### DATASET EXCERPTS
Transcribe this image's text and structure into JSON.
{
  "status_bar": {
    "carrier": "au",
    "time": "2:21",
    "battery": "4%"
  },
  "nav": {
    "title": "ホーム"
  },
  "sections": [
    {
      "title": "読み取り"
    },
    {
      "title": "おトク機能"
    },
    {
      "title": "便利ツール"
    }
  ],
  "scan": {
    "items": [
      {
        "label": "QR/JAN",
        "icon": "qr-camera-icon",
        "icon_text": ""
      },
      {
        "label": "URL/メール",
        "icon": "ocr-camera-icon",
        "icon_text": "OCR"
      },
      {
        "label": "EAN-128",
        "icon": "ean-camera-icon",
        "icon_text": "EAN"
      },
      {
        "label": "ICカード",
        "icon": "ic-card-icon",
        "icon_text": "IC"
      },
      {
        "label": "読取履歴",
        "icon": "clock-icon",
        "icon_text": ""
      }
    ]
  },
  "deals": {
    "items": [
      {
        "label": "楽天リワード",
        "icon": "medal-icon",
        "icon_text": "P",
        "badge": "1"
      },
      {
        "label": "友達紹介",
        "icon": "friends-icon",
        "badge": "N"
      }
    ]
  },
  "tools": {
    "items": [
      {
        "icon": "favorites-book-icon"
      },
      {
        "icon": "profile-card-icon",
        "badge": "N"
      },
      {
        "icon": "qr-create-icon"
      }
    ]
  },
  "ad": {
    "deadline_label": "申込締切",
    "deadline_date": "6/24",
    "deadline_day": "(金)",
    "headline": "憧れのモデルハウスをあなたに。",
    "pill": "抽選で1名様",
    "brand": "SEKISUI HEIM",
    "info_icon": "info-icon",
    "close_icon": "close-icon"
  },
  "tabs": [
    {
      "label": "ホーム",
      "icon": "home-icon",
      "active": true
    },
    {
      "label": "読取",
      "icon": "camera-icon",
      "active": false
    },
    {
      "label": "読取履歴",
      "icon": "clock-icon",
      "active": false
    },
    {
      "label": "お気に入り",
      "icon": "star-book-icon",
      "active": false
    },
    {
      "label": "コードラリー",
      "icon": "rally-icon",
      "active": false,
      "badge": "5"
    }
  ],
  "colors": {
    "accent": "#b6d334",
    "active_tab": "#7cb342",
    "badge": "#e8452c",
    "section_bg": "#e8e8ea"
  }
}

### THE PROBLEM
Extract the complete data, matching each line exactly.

### ANSWER
Transcribe this image's text and structure into JSON.
{
  "status_bar": {
    "carrier": "au",
    "time": "2:21",
    "battery": "4%"
  },
  "nav": {
    "title": "ホーム"
  },
  "sections": [
    {
      "title": "読み取り"
    },
    {
      "title": "おトク機能"
    },
    {
      "title": "便利ツール"
    }
  ],
  "scan": {
    "items": [
      {
        "label": "QR/JAN",
        "icon": "qr-camera-icon",
        "icon_text": ""
      },
      {
        "label": "URL/メール",
        "icon": "ocr-camera-icon",
        "icon_text": "OCR"
      },
      {
        "label": "EAN-128",
        "icon": "ean-camera-icon",
        "icon_text": "EAN"
      },
      {
        "label": "ICカード",
        "icon": "ic-card-icon",
        "icon_text": "IC"
      },
      {
        "label": "読取履歴",
        "icon": "clock-icon",
        "icon_text": ""
      }
    ]
  },
  "deals": {
    "items": [
      {
        "label": "楽天リワード",
        "icon": "medal-icon",
        "icon_text": "P",
        "badge": "1"
      },
      {
        "label": "友達紹介",
        "icon": "friends-icon",
        "badge": "N"
      }
    ]
  },
  "tools": {
    "items": [
      {
        "icon": "favorites-book-icon"
      },
      {
        "icon": "profile-card-icon",
        "badge": "N"
      },
      {
        "icon": "qr-create-icon"
      }
    ]
  },
  "ad": {
    "deadline_label": "申込締切",
    "deadline_date": "6/24",
    "deadline_day": "(金)",
    "headline": "憧れのモデルハウスをあなたに。",
    "pill": "抽選で1名様",
    "brand": "SEKISUI HEIM",
    "info_icon": "info-icon",
    "close_icon": "close-icon"
  },
  "tabs": [
    {
      "label": "ホーム",
      "icon": "home-icon",
      "active": true
    },
    {
      "label": "読取",
      "icon": "camera-icon",
      "active": false
    },
    {
      "label": "読取履歴",
      "icon": "clock-icon",
      "active": false
    },
    {
      "label": "お気に入り",
      "icon": "star-book-icon",
      "active": false
    },
    {
      "label": "コードラリー",
      "icon": "rally-icon",
      "active": false,
      "badge": "5"
    }
  ],
  "colors": {
    "accent": "#b6d334",
    "active_tab": "#7cb342",
    "badge": "#e8452c",
    "section_bg": "#e8e8ea"
  }
}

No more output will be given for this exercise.